(Collection entries)

########################################

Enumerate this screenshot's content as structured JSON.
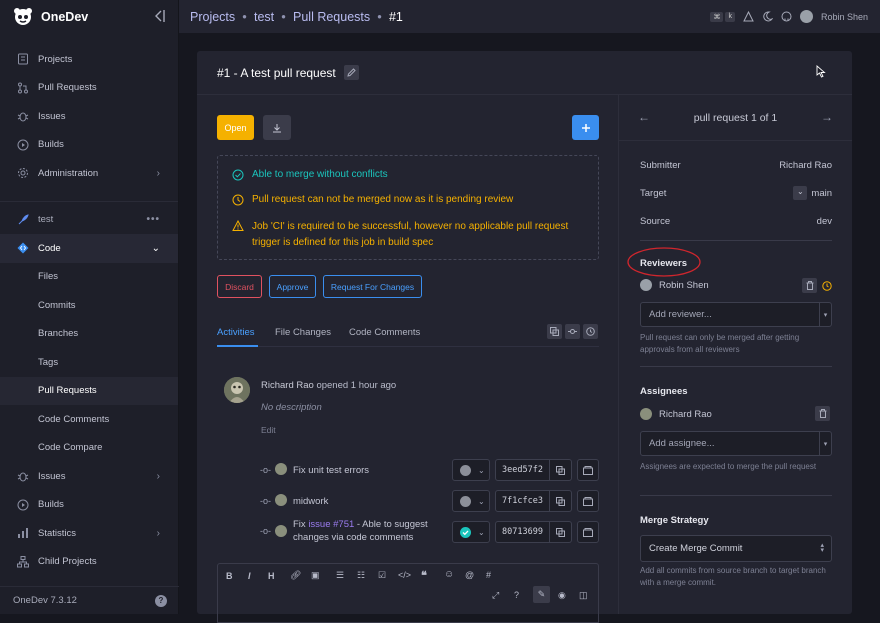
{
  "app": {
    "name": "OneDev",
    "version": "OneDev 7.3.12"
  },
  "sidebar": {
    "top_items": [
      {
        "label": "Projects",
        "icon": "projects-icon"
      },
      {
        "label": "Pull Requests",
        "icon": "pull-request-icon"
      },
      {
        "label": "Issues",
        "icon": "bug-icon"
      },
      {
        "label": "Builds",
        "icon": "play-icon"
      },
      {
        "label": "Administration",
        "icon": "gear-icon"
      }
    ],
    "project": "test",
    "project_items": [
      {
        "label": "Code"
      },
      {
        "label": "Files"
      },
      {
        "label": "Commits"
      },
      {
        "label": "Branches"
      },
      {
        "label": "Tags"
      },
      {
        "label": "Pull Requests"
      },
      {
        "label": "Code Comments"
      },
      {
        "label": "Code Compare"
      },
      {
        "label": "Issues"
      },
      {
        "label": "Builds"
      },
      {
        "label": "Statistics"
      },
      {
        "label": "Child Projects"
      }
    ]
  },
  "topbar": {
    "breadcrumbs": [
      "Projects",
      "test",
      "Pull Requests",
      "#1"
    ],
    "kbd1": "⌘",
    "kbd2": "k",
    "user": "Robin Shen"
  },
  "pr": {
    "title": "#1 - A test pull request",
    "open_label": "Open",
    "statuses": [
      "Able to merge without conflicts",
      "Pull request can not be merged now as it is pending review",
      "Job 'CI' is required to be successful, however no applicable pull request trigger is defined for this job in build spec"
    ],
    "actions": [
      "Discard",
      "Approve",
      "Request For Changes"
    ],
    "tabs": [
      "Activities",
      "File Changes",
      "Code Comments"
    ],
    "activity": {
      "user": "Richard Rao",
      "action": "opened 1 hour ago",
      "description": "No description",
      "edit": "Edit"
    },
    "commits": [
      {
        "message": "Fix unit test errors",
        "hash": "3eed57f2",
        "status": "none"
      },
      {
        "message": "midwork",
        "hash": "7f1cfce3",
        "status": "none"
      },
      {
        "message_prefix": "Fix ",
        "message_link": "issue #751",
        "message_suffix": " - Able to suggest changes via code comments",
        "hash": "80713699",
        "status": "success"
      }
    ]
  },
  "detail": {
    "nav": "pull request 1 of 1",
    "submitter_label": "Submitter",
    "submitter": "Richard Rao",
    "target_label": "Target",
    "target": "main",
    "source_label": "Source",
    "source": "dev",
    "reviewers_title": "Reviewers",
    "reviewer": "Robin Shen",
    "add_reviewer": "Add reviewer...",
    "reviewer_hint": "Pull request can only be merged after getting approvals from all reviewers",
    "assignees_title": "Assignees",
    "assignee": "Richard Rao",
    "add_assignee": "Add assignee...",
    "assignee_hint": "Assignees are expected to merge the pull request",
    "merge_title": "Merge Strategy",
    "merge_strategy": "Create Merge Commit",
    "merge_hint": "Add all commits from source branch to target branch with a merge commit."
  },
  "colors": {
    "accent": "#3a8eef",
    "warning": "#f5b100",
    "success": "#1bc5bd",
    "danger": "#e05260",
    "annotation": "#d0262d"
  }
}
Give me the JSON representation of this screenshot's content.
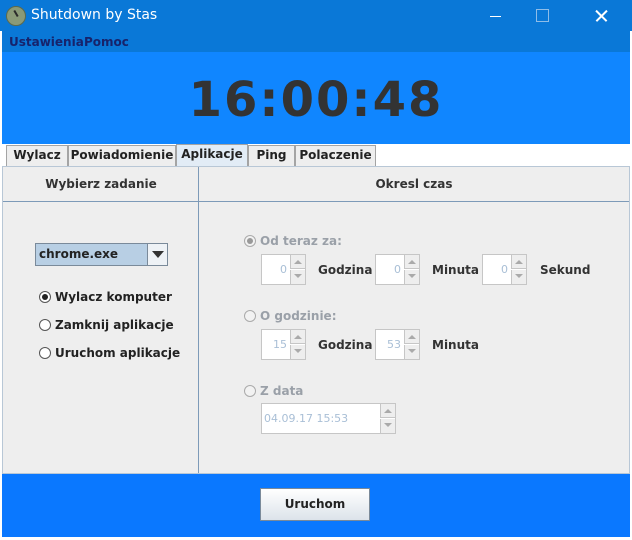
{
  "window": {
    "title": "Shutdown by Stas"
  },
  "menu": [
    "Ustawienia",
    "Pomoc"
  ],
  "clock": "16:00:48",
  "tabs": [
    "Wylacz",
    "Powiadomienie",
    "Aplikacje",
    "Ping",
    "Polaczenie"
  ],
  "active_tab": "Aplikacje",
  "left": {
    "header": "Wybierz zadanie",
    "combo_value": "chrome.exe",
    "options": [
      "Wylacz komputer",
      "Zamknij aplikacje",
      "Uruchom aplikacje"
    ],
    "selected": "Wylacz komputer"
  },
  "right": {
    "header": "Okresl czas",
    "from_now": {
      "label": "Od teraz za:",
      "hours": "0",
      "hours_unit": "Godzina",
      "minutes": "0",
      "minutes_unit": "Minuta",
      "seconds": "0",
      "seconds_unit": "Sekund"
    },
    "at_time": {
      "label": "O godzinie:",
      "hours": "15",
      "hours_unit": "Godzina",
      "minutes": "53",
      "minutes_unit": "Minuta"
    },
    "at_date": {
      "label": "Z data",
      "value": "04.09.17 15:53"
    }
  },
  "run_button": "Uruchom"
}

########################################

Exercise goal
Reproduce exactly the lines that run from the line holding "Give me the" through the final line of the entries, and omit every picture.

Your solution
Give me the JSON representation of this screenshot's content.
{
  "window": {
    "title": "Shutdown by Stas"
  },
  "menu": [
    "Ustawienia",
    "Pomoc"
  ],
  "clock": "16:00:48",
  "tabs": [
    "Wylacz",
    "Powiadomienie",
    "Aplikacje",
    "Ping",
    "Polaczenie"
  ],
  "active_tab": "Aplikacje",
  "left": {
    "header": "Wybierz zadanie",
    "combo_value": "chrome.exe",
    "options": [
      "Wylacz komputer",
      "Zamknij aplikacje",
      "Uruchom aplikacje"
    ],
    "selected": "Wylacz komputer"
  },
  "right": {
    "header": "Okresl czas",
    "from_now": {
      "label": "Od teraz za:",
      "hours": "0",
      "hours_unit": "Godzina",
      "minutes": "0",
      "minutes_unit": "Minuta",
      "seconds": "0",
      "seconds_unit": "Sekund"
    },
    "at_time": {
      "label": "O godzinie:",
      "hours": "15",
      "hours_unit": "Godzina",
      "minutes": "53",
      "minutes_unit": "Minuta"
    },
    "at_date": {
      "label": "Z data",
      "value": "04.09.17 15:53"
    }
  },
  "run_button": "Uruchom"
}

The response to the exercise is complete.